Problem description:
Scan the lines below for the string "title" and copy every one that has it.

[Start of section]

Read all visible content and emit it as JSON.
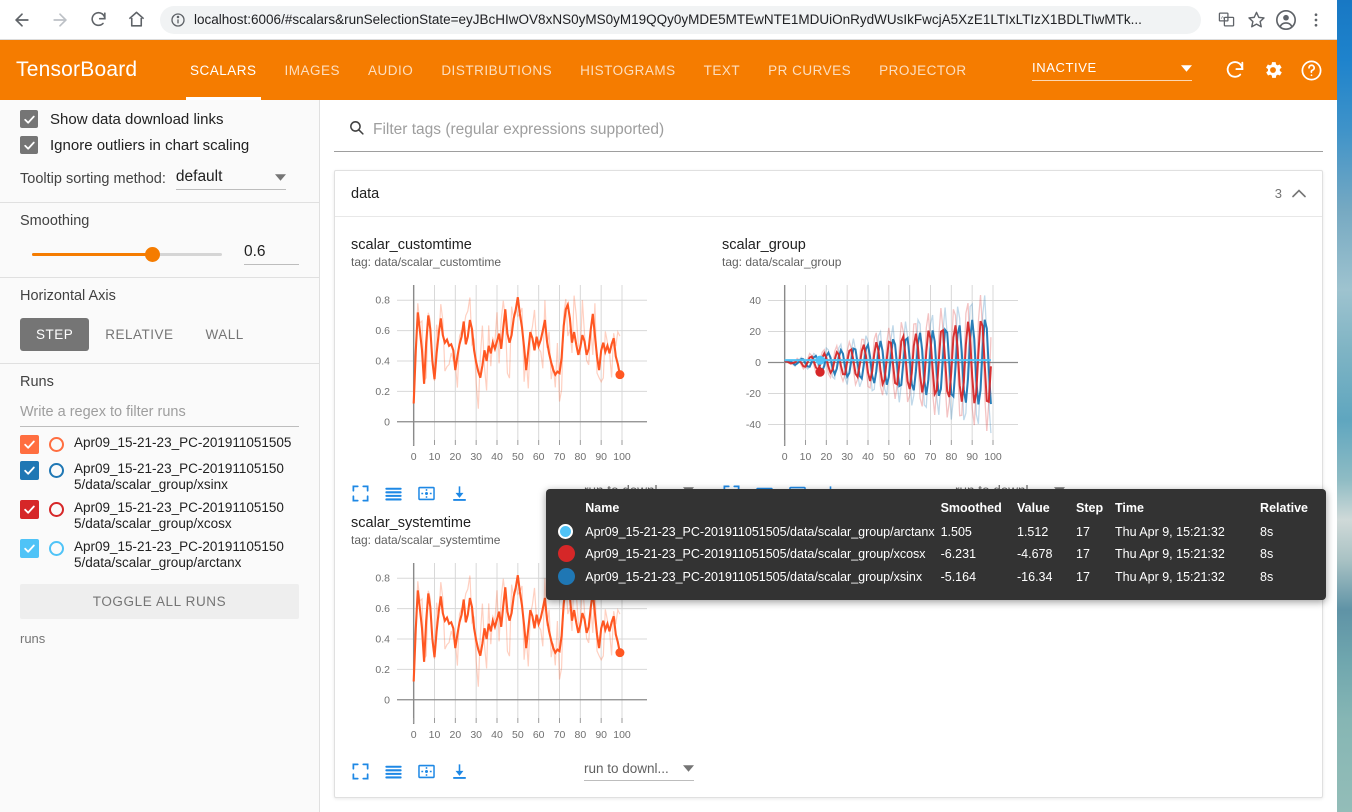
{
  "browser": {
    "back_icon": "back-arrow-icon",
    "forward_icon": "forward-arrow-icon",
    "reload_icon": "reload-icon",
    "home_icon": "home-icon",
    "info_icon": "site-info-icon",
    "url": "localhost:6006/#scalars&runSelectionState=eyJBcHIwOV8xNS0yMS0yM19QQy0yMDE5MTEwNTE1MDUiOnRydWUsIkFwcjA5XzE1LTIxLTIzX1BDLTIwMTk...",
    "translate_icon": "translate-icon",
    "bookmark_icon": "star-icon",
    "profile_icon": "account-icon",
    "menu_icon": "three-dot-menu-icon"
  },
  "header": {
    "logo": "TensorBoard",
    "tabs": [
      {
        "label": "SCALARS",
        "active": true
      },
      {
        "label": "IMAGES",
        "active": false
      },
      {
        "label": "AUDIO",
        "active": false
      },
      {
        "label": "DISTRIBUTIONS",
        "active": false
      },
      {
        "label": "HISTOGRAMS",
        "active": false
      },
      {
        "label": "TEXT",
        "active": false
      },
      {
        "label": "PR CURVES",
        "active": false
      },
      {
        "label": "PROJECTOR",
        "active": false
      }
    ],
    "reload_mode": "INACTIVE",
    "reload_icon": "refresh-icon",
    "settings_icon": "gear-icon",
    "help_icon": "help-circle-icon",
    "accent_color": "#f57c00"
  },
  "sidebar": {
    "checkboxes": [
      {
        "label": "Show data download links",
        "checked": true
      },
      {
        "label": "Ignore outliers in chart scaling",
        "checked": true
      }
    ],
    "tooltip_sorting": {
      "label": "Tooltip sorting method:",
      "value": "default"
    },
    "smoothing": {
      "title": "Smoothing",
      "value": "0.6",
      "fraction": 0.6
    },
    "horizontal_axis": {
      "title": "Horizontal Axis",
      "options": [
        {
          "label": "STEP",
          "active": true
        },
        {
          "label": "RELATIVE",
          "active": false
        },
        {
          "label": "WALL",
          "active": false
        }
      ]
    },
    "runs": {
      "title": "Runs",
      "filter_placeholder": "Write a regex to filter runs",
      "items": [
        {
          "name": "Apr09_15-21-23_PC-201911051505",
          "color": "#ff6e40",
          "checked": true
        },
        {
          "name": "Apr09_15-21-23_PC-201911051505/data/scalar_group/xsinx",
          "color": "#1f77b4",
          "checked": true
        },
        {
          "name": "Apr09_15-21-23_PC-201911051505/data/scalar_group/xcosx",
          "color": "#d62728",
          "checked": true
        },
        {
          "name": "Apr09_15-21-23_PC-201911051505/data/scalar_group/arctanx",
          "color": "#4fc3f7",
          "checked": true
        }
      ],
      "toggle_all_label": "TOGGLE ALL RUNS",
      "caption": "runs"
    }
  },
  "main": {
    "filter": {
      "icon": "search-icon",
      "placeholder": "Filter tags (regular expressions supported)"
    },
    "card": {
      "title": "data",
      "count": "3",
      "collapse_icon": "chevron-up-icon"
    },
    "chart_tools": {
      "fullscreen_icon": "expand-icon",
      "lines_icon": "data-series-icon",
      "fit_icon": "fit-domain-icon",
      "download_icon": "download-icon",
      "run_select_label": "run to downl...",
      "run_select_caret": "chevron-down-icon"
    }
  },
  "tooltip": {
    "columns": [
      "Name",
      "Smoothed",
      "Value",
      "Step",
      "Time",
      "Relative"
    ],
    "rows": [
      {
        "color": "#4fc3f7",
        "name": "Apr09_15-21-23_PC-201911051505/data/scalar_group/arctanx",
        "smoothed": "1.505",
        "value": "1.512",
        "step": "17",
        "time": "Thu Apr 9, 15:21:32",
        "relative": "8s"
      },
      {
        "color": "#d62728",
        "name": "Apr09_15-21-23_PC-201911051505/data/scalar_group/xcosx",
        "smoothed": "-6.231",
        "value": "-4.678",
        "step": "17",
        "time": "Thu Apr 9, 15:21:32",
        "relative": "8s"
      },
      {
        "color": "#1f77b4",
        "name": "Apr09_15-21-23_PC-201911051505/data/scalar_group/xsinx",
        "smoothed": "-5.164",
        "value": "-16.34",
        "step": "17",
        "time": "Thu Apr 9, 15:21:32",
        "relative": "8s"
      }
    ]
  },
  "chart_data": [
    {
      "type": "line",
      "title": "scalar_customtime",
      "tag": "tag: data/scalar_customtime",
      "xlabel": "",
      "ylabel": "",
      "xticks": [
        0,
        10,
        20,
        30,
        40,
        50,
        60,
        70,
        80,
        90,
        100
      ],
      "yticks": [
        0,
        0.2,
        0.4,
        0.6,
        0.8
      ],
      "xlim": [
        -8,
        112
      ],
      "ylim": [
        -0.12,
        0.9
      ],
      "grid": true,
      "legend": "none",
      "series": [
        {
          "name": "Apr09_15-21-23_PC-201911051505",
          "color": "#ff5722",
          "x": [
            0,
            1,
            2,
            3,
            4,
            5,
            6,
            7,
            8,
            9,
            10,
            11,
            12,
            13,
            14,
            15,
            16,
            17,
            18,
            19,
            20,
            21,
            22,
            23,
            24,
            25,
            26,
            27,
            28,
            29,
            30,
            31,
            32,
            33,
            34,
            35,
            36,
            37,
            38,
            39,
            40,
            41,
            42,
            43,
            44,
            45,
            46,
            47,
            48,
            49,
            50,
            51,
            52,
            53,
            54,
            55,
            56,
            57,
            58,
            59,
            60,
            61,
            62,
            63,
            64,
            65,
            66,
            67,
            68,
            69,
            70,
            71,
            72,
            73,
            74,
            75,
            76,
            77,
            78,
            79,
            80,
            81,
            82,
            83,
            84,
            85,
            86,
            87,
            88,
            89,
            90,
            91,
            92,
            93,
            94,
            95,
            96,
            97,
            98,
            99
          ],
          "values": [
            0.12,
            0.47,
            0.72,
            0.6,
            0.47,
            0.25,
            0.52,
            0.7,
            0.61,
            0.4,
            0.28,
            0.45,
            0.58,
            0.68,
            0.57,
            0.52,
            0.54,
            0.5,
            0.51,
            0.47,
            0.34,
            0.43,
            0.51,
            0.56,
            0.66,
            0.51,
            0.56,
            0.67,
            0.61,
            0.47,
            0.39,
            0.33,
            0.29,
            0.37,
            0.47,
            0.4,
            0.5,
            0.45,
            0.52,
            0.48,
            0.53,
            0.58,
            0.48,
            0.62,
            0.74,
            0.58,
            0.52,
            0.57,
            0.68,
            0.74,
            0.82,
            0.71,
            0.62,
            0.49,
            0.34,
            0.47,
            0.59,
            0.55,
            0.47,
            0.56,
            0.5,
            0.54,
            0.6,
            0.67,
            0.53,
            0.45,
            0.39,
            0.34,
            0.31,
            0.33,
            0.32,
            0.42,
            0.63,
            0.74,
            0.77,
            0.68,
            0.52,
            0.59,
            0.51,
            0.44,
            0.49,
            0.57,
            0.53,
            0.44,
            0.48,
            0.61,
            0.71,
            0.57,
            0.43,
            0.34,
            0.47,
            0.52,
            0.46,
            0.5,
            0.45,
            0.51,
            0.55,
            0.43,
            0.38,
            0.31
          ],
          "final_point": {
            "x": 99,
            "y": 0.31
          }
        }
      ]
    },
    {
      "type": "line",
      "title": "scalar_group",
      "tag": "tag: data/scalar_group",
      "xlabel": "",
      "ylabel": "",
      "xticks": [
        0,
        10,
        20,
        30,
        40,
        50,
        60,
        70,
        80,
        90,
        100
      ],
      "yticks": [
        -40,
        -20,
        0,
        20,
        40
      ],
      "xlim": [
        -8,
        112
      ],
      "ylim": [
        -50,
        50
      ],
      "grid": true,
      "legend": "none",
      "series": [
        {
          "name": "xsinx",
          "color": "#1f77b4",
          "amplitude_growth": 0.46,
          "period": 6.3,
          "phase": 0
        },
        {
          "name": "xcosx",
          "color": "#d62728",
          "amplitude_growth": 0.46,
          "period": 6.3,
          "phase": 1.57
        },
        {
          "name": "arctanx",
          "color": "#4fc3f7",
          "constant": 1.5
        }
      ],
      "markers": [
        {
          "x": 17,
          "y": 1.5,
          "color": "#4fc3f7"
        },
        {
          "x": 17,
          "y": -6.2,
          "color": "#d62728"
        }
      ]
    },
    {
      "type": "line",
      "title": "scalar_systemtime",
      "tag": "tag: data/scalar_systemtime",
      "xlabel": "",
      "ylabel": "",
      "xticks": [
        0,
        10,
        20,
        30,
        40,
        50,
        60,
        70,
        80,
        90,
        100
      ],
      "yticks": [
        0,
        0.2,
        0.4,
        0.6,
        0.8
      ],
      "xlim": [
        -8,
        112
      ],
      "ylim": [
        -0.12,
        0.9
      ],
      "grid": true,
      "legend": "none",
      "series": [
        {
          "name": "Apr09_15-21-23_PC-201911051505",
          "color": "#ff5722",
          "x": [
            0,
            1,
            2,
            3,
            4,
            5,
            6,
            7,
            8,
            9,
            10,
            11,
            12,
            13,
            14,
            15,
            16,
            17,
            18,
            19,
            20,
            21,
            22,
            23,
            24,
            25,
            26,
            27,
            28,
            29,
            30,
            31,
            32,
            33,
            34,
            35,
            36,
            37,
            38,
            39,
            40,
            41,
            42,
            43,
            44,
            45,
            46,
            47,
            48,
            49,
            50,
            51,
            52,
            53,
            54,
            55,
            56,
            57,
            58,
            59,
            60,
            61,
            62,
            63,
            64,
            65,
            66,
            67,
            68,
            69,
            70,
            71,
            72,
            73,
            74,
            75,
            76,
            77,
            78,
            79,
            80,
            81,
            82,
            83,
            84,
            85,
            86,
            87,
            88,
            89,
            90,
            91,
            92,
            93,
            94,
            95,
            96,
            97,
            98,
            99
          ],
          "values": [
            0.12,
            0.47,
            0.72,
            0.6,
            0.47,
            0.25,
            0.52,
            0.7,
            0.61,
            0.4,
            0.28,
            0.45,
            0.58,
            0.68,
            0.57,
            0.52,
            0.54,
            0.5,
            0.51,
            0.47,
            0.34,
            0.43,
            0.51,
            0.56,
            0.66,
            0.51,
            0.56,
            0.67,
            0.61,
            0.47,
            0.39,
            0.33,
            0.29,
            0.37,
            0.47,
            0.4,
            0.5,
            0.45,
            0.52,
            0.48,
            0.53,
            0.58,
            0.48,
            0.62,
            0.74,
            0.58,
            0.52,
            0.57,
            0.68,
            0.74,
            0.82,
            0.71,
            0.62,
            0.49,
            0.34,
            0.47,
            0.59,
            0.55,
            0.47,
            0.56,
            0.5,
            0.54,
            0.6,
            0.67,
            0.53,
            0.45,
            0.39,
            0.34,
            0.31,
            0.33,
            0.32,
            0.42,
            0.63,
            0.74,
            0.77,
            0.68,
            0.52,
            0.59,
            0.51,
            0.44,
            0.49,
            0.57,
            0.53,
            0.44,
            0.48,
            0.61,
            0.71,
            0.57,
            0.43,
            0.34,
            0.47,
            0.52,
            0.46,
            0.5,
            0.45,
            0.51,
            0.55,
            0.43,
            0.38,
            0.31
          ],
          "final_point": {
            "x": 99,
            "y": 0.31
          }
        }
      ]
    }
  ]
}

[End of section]

Exercise solution:
      "title": "Smoothing",
      "title": "Horizontal Axis",
      "title": "Runs",
      "title": "data",
      "title": "scalar_customtime",
      "title": "scalar_group",
      "title": "scalar_systemtime",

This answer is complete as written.